Thus my suggestion to whoever leads BioWare now: get some of the SWTOR team into the game’s site to talk about the game as it exists. Let them answer questions about class stories and companions. Have someone finally explain why we have clickable escape pods that don’t do anything. Give them a little room to show their passion.

As an example, I just finished Chapter 1 of the Jedi Knight story. I found the final three missions exciting (and that burning planet was gorgeous!) but I never thought of going to the boards to thank the writers or the art team. Had it been DA or even ME I would have found a thread doing so already and added my kudos, fairly sure that it would be seen by at least one person who could feel the love and may have already posted there thanking people.

Then once staff has had a chance to play a little, link the two sites. Nowhere on the BSN could I find anything about SWTOR nor vice versa. Had I not been introduced to the game via the original BioWare site I wouldn’t have known it existed. People bashing BioWare in general, rather than just the SWTOR team, for never communicating with their customers might get a real eye opener if they clicked over to the BSN and saw how staff on the DA team operates.

My hope is that a thriving group like Dragon Age’s fans can show the SWTOR folks that’s there’s more than enough room for fun and civil debate even in the face of no real information from devs. Sure, there’s criticism and (to me) ridiculous amounts of hyperbole in describing the failings of older games. Trolls troll, haters hate, the world is round, a community works a lot better when the devs are willing to show their digital faces and act like they give a hang.

That’s what missing from the SWTOR community: proof that the people making the game care about it. The vitriol and the absence of an “official word” on pretty much anything drives away anyone looking for a fun place to discuss the game outside of general chat.

Paid PR people, enthusiastic though they might come across, don’t count, in this endeavor. All of the negativity and hysterical posts, with that little BioWare tag showing up almost nowhere but the sticky posts, gives a strong message that staff don’t care. Whether that’s accurate or not I have no way of knowing because they don’t tell me any different.

Get them posting, BioWare. Have SWTOR writers or designers post at least in the Story and Lore or Classes subfora. Let them talk about their favorite story moment or explain how the team decided that a smuggler would be willing to work exclusively for the Republic for a good long while. (Note: “Han Solo did” is not a useful response.)

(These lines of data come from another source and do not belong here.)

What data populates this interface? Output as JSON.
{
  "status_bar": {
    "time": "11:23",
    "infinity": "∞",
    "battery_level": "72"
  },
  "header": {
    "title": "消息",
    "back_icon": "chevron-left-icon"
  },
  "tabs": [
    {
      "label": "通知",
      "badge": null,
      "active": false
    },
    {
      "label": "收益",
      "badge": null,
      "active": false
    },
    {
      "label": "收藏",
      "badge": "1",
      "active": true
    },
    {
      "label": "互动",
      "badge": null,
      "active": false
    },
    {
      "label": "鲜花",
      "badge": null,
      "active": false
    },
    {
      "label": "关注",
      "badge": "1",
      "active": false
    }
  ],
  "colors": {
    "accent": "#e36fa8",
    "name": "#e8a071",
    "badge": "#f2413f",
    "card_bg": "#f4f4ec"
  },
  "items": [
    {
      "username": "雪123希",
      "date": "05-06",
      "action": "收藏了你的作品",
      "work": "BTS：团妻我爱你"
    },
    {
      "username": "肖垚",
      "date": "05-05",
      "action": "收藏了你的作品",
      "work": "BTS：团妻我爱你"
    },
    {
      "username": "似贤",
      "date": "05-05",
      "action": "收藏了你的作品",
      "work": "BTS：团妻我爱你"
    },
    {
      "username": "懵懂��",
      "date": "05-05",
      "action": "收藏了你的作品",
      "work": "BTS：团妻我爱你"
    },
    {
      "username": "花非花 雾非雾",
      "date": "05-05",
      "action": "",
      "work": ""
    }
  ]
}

If the Star Wars: The Old Republic writers and other devs have any passion for the game, the community has not been allowed to see it. There will always be whining, complaining, the not-infrequent rage-quit, and even some constructive criticism. As it stands the most-passionate community members, the ones who are willing to wade through the cesspool of fury that is the SWTOR boards, would benefit from seeing that some of BioWare’s employees care at least as much about the game as they do.

In a perfect world, the devs would change from faceless pencil pushers working as EA’s lackeys to talented, invested people that the community welcomes with open arms. In this one, well, that will still happen to an extent. The transition may be ugly but, with a lot of moderation on the boards and a committed effort to engage their fans, the forums on SWTOR’s site can turn into a place for players to turn rather than one they avoid like the rakghoul plague.